How many lines of the data include the string "title"? State the number and nothing else.

________________________

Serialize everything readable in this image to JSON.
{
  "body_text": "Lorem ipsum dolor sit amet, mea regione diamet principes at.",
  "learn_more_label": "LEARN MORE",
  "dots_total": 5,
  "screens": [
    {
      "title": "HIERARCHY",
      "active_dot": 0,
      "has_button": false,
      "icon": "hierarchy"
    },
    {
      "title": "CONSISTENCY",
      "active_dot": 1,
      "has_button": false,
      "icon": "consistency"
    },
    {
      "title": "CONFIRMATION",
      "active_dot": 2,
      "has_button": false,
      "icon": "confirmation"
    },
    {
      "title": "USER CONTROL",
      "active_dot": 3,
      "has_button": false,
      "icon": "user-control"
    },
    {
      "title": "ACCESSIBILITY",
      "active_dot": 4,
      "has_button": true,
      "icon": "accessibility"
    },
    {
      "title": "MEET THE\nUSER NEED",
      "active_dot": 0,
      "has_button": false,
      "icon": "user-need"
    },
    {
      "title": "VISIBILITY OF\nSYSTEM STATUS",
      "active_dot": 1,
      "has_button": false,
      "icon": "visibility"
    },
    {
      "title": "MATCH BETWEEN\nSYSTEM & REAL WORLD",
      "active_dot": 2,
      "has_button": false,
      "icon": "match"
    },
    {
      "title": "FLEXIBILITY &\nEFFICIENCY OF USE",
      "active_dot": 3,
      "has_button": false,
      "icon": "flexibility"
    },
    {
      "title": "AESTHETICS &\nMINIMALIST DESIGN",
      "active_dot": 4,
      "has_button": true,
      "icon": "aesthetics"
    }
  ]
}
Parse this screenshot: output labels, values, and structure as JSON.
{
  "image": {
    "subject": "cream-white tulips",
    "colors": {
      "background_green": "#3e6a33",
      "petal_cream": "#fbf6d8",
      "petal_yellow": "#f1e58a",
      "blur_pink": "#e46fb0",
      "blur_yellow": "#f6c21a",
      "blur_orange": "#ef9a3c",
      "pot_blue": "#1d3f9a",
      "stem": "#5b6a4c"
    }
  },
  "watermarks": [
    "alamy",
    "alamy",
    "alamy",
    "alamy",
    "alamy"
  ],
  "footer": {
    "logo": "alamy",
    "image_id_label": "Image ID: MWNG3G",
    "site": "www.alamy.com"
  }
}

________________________

* **Output below**: 10